_REQUIREMENT_:
Where "name" appears in a line of the entries below, that line should be copied.

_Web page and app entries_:
▼
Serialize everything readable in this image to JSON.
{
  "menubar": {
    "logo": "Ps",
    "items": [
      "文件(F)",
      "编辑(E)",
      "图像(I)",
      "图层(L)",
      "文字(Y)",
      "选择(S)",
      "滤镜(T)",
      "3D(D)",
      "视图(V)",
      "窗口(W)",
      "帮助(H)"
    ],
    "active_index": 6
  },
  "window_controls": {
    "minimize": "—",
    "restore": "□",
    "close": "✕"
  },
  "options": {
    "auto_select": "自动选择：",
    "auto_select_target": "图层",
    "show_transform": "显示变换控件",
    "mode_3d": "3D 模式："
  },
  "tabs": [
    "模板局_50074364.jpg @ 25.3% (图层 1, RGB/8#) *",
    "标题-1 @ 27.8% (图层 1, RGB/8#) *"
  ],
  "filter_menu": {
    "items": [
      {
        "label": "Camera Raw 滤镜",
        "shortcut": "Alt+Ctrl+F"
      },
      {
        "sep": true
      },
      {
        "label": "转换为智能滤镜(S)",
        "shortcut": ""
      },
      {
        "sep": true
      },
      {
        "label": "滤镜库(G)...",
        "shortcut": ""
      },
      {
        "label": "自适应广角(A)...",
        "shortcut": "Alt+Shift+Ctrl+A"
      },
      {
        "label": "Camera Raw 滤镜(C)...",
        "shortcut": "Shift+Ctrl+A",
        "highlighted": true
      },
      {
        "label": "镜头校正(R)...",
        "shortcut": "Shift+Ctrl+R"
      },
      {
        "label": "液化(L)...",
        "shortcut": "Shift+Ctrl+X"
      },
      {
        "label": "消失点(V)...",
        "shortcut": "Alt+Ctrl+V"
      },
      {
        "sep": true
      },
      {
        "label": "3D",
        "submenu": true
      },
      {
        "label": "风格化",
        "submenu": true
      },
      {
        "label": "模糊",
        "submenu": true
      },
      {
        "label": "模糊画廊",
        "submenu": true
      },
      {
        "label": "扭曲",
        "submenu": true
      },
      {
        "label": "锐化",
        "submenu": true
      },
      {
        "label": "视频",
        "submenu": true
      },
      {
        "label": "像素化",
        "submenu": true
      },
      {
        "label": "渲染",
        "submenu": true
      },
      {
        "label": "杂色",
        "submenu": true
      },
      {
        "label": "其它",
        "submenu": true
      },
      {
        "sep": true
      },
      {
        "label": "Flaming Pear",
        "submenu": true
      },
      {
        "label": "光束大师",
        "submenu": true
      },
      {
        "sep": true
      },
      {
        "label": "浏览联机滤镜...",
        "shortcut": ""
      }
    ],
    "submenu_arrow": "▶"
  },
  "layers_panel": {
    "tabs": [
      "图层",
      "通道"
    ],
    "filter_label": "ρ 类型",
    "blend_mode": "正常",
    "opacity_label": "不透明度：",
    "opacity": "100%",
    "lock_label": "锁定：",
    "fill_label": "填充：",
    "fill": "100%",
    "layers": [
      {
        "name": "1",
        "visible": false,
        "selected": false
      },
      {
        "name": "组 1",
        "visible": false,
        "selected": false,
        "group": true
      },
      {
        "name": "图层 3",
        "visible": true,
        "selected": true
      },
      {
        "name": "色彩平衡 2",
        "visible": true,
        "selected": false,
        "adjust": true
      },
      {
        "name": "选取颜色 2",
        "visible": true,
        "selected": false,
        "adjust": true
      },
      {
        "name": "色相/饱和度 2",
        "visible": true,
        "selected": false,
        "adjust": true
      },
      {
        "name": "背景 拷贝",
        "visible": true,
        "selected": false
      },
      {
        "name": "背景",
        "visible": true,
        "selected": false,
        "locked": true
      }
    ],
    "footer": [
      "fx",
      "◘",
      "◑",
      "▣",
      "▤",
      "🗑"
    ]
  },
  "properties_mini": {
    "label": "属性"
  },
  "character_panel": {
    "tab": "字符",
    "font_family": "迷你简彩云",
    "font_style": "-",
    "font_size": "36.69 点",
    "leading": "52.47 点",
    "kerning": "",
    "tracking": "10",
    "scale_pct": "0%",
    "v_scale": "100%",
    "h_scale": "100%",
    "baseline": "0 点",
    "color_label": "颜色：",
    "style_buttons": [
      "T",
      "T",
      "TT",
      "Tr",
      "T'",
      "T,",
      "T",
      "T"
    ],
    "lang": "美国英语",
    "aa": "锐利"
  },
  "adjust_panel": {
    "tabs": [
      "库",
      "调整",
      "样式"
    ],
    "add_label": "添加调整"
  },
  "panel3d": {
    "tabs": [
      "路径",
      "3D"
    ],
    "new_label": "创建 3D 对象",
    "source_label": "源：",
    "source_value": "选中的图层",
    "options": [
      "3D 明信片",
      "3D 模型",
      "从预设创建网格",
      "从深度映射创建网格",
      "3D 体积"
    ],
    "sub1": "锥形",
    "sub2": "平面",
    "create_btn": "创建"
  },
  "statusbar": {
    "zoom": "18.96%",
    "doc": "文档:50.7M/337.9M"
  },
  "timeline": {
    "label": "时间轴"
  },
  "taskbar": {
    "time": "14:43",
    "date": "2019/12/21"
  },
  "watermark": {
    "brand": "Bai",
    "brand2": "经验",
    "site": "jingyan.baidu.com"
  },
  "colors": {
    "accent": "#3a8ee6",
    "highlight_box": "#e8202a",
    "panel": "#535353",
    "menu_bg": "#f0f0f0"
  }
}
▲
_SOLUTION FOR THIS PROBLEM_:
        "name": "1",
        "name": "组 1",
        "name": "图层 3",
        "name": "色彩平衡 2",
        "name": "选取颜色 2",
        "name": "色相/饱和度 2",
        "name": "背景 拷贝",
        "name": "背景",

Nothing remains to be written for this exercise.